But if no amount of water quenches your thirst, diabetes might be to blame. "A person who is always thirsty and urinates frequently may be demonstrating early signs of high insulin levels," Kouri says. "When there is excess glucose in the blood, the kidneys attempt to get rid of it in the urine. This leads to excess urine production and dehydration."
So if you're craving water in an intense way, let a doctor know.
While you might crave cheese simply because it's cheese, and therefore highly delicious, it could also be your body's way of getting something it needs. "Cheese contains the amino acid tryptophan, which helps with the production of melatonin and serotonin, two chemicals that help us feel positive and relaxed," Danielle Schaub, MSPH, RD, who serves as culinary and nutrition manager for Territory Foods, tells Bustle. "[Other] foods that also contain tryptophan include salmon, poultry, nuts, and seeds."
If you're suddenly hit with a strong desire to drink orange juice, or an intense craving for grapefruit, take it as a sign your body needs more vitamin C — and is possibly even fighting off an infection.
"Since vitamin C is necessary for the growth, development and repair of all of your body tissues, it’s essential to have enough," Wood says. "It also plays a role in the formation of collagen, absorption of iron, your immune system, wound healing, and the maintenance of cartilage, bones, and teeth. Some foods to eat that provide vitamin C include oranges, grapefruit and fresh green vegetables."
9. White Bread
However strange it may sound, "if you’re craving white bread, it could be due to a nitrogen deficiency," Wood says. "Nitrogen plays a key role in cellular growth and development and also in the synthesis of proteins." To balance it out, you might try eating foods that contain protein, including beans, leafy green vegetables, nuts, and seeds, she says.
Keep in mind, though, that cravings aren't the same thing as feeling hungry, "because the cues for hunger come from your stomach," Wood says, "whereas cravings are a signal from your brain." They can come about if you're in the mood for a certain food, if you're in need of comfort, and also if your body is unbalanced in some way.

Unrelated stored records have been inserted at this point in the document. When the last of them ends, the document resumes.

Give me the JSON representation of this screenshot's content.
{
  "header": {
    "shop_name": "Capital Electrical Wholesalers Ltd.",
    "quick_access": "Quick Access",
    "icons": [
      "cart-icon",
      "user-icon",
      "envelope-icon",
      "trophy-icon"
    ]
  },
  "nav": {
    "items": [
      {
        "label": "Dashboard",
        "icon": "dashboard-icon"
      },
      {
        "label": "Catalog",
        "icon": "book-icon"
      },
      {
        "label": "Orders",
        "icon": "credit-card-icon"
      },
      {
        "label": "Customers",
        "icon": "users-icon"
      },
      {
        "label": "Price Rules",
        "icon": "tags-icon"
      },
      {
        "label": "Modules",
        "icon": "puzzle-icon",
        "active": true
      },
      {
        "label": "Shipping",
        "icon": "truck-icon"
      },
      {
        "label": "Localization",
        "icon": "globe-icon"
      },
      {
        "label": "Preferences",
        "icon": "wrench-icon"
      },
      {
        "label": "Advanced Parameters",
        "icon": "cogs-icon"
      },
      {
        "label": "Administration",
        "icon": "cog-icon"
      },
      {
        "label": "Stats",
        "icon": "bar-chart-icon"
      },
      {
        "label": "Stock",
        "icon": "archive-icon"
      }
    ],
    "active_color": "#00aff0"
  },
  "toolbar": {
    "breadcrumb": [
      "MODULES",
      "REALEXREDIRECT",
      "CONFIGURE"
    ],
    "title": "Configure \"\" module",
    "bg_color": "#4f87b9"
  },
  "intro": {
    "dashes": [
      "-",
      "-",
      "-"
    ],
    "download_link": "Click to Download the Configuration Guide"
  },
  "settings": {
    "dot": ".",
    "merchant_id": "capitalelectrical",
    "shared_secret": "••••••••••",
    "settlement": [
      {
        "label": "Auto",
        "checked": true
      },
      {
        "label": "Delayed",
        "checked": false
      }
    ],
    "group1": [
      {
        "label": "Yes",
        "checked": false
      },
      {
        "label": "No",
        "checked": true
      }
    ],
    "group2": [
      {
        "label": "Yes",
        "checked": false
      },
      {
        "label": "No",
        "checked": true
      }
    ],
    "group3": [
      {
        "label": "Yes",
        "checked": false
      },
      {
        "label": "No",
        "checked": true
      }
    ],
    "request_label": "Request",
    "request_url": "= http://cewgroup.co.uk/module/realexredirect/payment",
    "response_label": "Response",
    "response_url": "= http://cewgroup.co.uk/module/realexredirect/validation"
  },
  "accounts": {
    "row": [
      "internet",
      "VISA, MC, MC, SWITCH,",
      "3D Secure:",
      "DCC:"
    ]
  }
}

So while not every craving needs your attention or is a sign of a problem, it may be worth looking into some of them for a possible underlying cause.